Q: I want to color my hair, but can't decide what colors. My skin tone is Olive and I have deep blue eyes. I want my hair color
to match theses. What colors would be best for me? And should I get a solid color or highlights?
A: One of the best ways to determine a good haircolor choice is by looking at your natural hair color. With a mirror, examine your hair
while you are standing in direct sunlight. Direct sunlight offers full-spectrum light which will let you more accurately see the base
color of your hair. Many people make the mistake of using indoor lighting, which can often mask the true color of your hair.
If your hair appears to have bluish, purplish or greenish glints from the sunlight, you want to stick
with cooler haircolors. If the glints of color are reddish, orange, or yellow, you need to go with warmer haircolor. Given an olive skin
tone, the odds are good that you are a gold color type and that you will find reddish, orange or yellow base tones in your hairís color.
You may not find any discernable color glints, in which case you most likely have a neutral base color naturally.
The next thing to look at is the current level of color in your hair. Haircolor Level is ranked on a
1-10 scale, with 1 being the darkest possible and 10 being the lightest pale blonde color. Visit your local beauty supply store, look at
the swatches of haircolor and compare them to your natural color. Find a color that is as close as possible to your natural color and
check for the Level of that color. That will tell you the Color Level of your natural hair color. For natural-looking color, you
generally want to stay within 3 levels of your hairís natural color level.
Now comes selecting the color you want. All hair colors have a base color upon which the color
formulation is based. The cooler shades of haircolor have base colors that are blue, blue-violet, violet, and green (also called Drab).
The warmer shades use base colors of red, red-orange, orange, and gold. You should only use warmer haircolors on warm-toned or neutral
natural hair, and only use cooler haircolors on cool or neutral natural colors. There are also neutral haircolor bases that can be used for those with naturally neutral hair.

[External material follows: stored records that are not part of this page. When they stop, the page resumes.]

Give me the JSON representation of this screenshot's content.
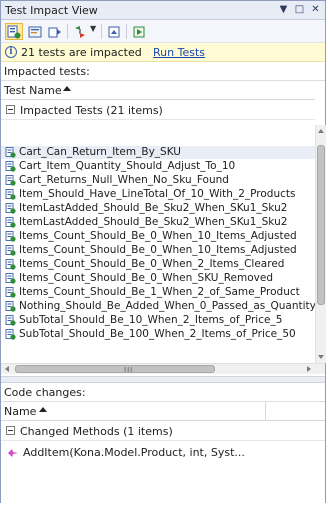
{
  "window": {
    "title": "Test Impact View"
  },
  "titlebar": {
    "dropdown_glyph": "▼",
    "pin_glyph": "□",
    "close_glyph": "✕"
  },
  "toolbar": {
    "buttons": [
      {
        "name": "impacted-tests-icon",
        "active": true
      },
      {
        "name": "code-changes-icon",
        "active": false
      },
      {
        "name": "tests-affected-icon",
        "active": false
      },
      {
        "name": "filter-icon",
        "active": false
      },
      {
        "name": "refresh-icon",
        "active": false
      },
      {
        "name": "settings-icon",
        "active": false
      }
    ],
    "dropdown_glyph": "▼"
  },
  "info": {
    "icon": "info-icon",
    "icon_glyph": "i",
    "message": "21 tests are impacted",
    "link": "Run Tests"
  },
  "impacted": {
    "label": "Impacted tests:",
    "column_header": "Test Name",
    "group": "Impacted Tests (21 items)",
    "tests": [
      "Cart_Can_Return_Item_By_SKU",
      "Cart_Item_Quantity_Should_Adjust_To_10",
      "Cart_Returns_Null_When_No_Sku_Found",
      "Item_Should_Have_LineTotal_Of_10_With_2_Products",
      "ItemLastAdded_Should_Be_Sku2_When_SKu1_Sku2",
      "ItemLastAdded_Should_Be_Sku2_When_SKu1_Sku2",
      "Items_Count_Should_Be_0_When_10_Items_Adjusted",
      "Items_Count_Should_Be_0_When_10_Items_Adjusted",
      "Items_Count_Should_Be_0_When_2_Items_Cleared",
      "Items_Count_Should_Be_0_When_SKU_Removed",
      "Items_Count_Should_Be_1_When_2_of_Same_Product",
      "Nothing_Should_Be_Added_When_0_Passed_as_Quantity",
      "SubTotal_Should_Be_10_When_2_Items_of_Price_5",
      "SubTotal_Should_Be_100_When_2_Items_of_Price_50"
    ],
    "hscroll_grip": "III"
  },
  "code_changes": {
    "label": "Code changes:",
    "column_header": "Name",
    "group": "Changed Methods (1 items)",
    "methods": [
      {
        "icon": "method-icon",
        "name": "AddItem(Kona.Model.Product, int, Syst..."
      }
    ]
  },
  "colors": {
    "accent": "#3b62a8",
    "link": "#1a49b3",
    "info_bg": "#fffbd4",
    "method_icon": "#d050c8"
  }
}
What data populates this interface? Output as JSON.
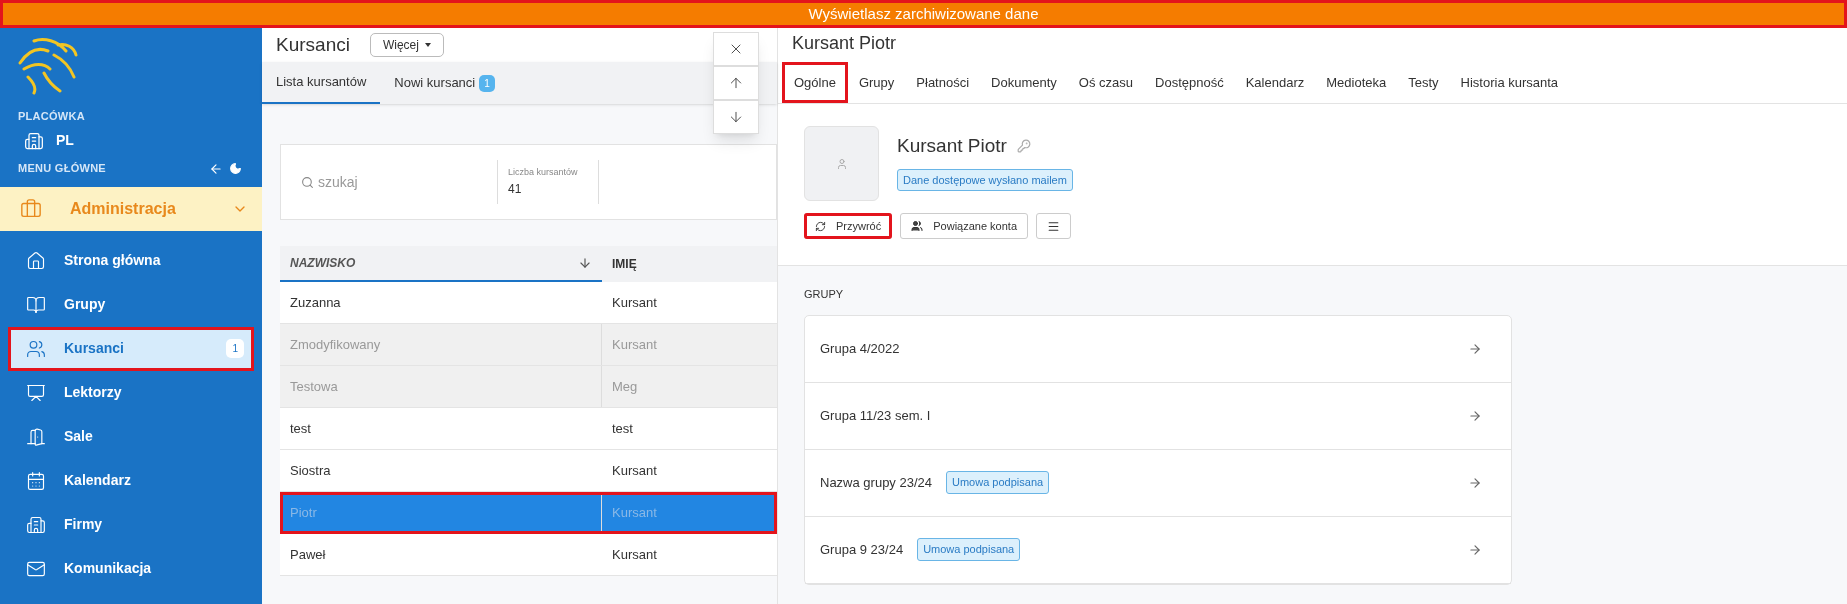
{
  "banner": {
    "text": "Wyświetlasz zarchiwizowane dane",
    "highlighted": true
  },
  "sidebar": {
    "branch_label": "PLACÓWKA",
    "branch": "PL",
    "menu_label": "MENU GŁÓWNE",
    "section": {
      "label": "Administracja",
      "expanded": true
    },
    "items": [
      {
        "label": "Strona główna",
        "selected": false,
        "highlighted": false
      },
      {
        "label": "Grupy",
        "selected": false,
        "highlighted": false
      },
      {
        "label": "Kursanci",
        "selected": true,
        "highlighted": true,
        "badge": "1"
      },
      {
        "label": "Lektorzy",
        "selected": false,
        "highlighted": false
      },
      {
        "label": "Sale",
        "selected": false,
        "highlighted": false
      },
      {
        "label": "Kalendarz",
        "selected": false,
        "highlighted": false
      },
      {
        "label": "Firmy",
        "selected": false,
        "highlighted": false
      },
      {
        "label": "Komunikacja",
        "selected": false,
        "highlighted": false
      }
    ]
  },
  "list_panel": {
    "title": "Kursanci",
    "more_button": "Więcej",
    "tabs": [
      {
        "label": "Lista kursantów",
        "selected": true
      },
      {
        "label": "Nowi kursanci",
        "selected": false,
        "badge": "1"
      }
    ],
    "search": {
      "placeholder": "szukaj"
    },
    "stat": {
      "label": "Liczba kursantów",
      "value": "41"
    },
    "table": {
      "columns": [
        {
          "label": "NAZWISKO",
          "sorted": true
        },
        {
          "label": "IMIĘ",
          "sorted": false
        }
      ],
      "rows": [
        {
          "cells": [
            "Zuzanna",
            "Kursant"
          ],
          "archived": false,
          "selected": false,
          "highlighted": false
        },
        {
          "cells": [
            "Zmodyfikowany",
            "Kursant"
          ],
          "archived": true,
          "selected": false,
          "highlighted": false
        },
        {
          "cells": [
            "Testowa",
            "Meg"
          ],
          "archived": true,
          "selected": false,
          "highlighted": false
        },
        {
          "cells": [
            "test",
            "test"
          ],
          "archived": false,
          "selected": false,
          "highlighted": false
        },
        {
          "cells": [
            "Siostra",
            "Kursant"
          ],
          "archived": false,
          "selected": false,
          "highlighted": false
        },
        {
          "cells": [
            "Piotr",
            "Kursant"
          ],
          "archived": false,
          "selected": true,
          "highlighted": true
        },
        {
          "cells": [
            "Paweł",
            "Kursant"
          ],
          "archived": false,
          "selected": false,
          "highlighted": false
        }
      ]
    }
  },
  "detail_panel": {
    "title": "Kursant Piotr",
    "tabs": [
      {
        "label": "Ogólne",
        "selected": true,
        "highlighted": true
      },
      {
        "label": "Grupy",
        "selected": false,
        "highlighted": false
      },
      {
        "label": "Płatności",
        "selected": false,
        "highlighted": false
      },
      {
        "label": "Dokumenty",
        "selected": false,
        "highlighted": false
      },
      {
        "label": "Oś czasu",
        "selected": false,
        "highlighted": false
      },
      {
        "label": "Dostępność",
        "selected": false,
        "highlighted": false
      },
      {
        "label": "Kalendarz",
        "selected": false,
        "highlighted": false
      },
      {
        "label": "Medioteka",
        "selected": false,
        "highlighted": false
      },
      {
        "label": "Testy",
        "selected": false,
        "highlighted": false
      },
      {
        "label": "Historia kursanta",
        "selected": false,
        "highlighted": false
      }
    ],
    "name": "Kursant Piotr",
    "status_badge": "Dane dostępowe wysłano mailem",
    "actions": [
      {
        "kind": "restore",
        "label": "Przywróć",
        "highlighted": true
      },
      {
        "kind": "linked",
        "label": "Powiązane konta",
        "highlighted": false
      },
      {
        "kind": "menu",
        "highlighted": false
      }
    ],
    "groups_label": "GRUPY",
    "groups": [
      {
        "name": "Grupa 4/2022"
      },
      {
        "name": "Grupa 11/23 sem. I"
      },
      {
        "name": "Nazwa grupy 23/24",
        "badge": "Umowa podpisana"
      },
      {
        "name": "Grupa 9 23/24",
        "badge": "Umowa podpisana"
      }
    ]
  }
}
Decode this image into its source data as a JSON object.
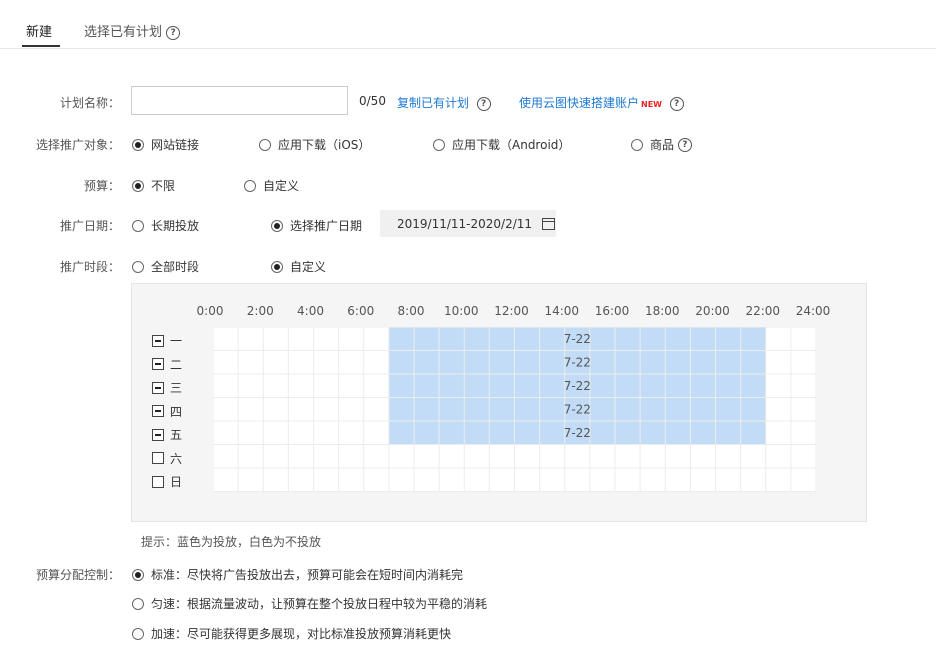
{
  "tabs": {
    "new": "新建",
    "select_existing": "选择已有计划"
  },
  "plan_name": {
    "label": "计划名称：",
    "value": "",
    "counter": "0/50",
    "copy_link": "复制已有计划",
    "cloud_link": "使用云图快速搭建账户",
    "new_badge": "NEW"
  },
  "target": {
    "label": "选择推广对象：",
    "options": [
      "网站链接",
      "应用下载（iOS）",
      "应用下载（Android）",
      "商品"
    ],
    "selected": 0
  },
  "budget": {
    "label": "预算：",
    "options": [
      "不限",
      "自定义"
    ],
    "selected": 0
  },
  "date": {
    "label": "推广日期：",
    "options": [
      "长期投放",
      "选择推广日期"
    ],
    "selected": 1,
    "range": "2019/11/11-2020/2/11"
  },
  "time": {
    "label": "推广时段：",
    "options": [
      "全部时段",
      "自定义"
    ],
    "selected": 1
  },
  "schedule": {
    "hours": [
      "0:00",
      "2:00",
      "4:00",
      "6:00",
      "8:00",
      "10:00",
      "12:00",
      "14:00",
      "16:00",
      "18:00",
      "20:00",
      "22:00",
      "24:00"
    ],
    "days": [
      {
        "name": "一",
        "state": "partial",
        "range": "7-22",
        "start": 7,
        "end": 22
      },
      {
        "name": "二",
        "state": "partial",
        "range": "7-22",
        "start": 7,
        "end": 22
      },
      {
        "name": "三",
        "state": "partial",
        "range": "7-22",
        "start": 7,
        "end": 22
      },
      {
        "name": "四",
        "state": "partial",
        "range": "7-22",
        "start": 7,
        "end": 22
      },
      {
        "name": "五",
        "state": "partial",
        "range": "7-22",
        "start": 7,
        "end": 22
      },
      {
        "name": "六",
        "state": "none",
        "range": ""
      },
      {
        "name": "日",
        "state": "none",
        "range": ""
      }
    ],
    "selected_color": "#c2dcf7",
    "hint": "提示：蓝色为投放，白色为不投放"
  },
  "budget_control": {
    "label": "预算分配控制：",
    "options": [
      "标准：尽快将广告投放出去，预算可能会在短时间内消耗完",
      "匀速：根据流量波动，让预算在整个投放日程中较为平稳的消耗",
      "加速：尽可能获得更多展现，对比标准投放预算消耗更快"
    ],
    "selected": 0
  }
}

Whether you choose lighter or darker haircolor is a matter of personal preference, just remember to
stay within 3 levels to keep a natural-looking change. Select the haircolor you want following the above guidelines and then choose a
developer based on the level of the color you chose. If the color level is the same as or darker than your natural color, you want to
select a 10-volume peroxide developer. If the level of the haircolor you chose is 1 or 2 shades lighter than your natural color, use a
20-volume developer. For haircolor that is 3 levels lighter use a 30-volume developer.
When coloring your hair, always wear gloves, mix the color with the developer in equal parts, and
apply it to the hair being sure to cover the hair evenly. Cover the hair with a plastic cap and use a hair dryer to heat the hair
through the cap and help facilitate the color process, especially when lightening the hair.
You specifically asked about choosing a haircolor that will bring out the color of your eyes. If you
need to use a cool color, try a haircolor with a violet base. For warm colors, use a haircolor that has an orange base. Depending on how
bright, or dark the color you chose is, the effect will be more pronounced.
As to the choice between overall color or highlighting: this, too, is a personal preference issue.
Sometimes simply adding highlights to the hairís natural color can completely change your look, and is much less noticeable as it grows
out. As with choosing color for other situations, do try to stay within three levels of your natural color for highlighting.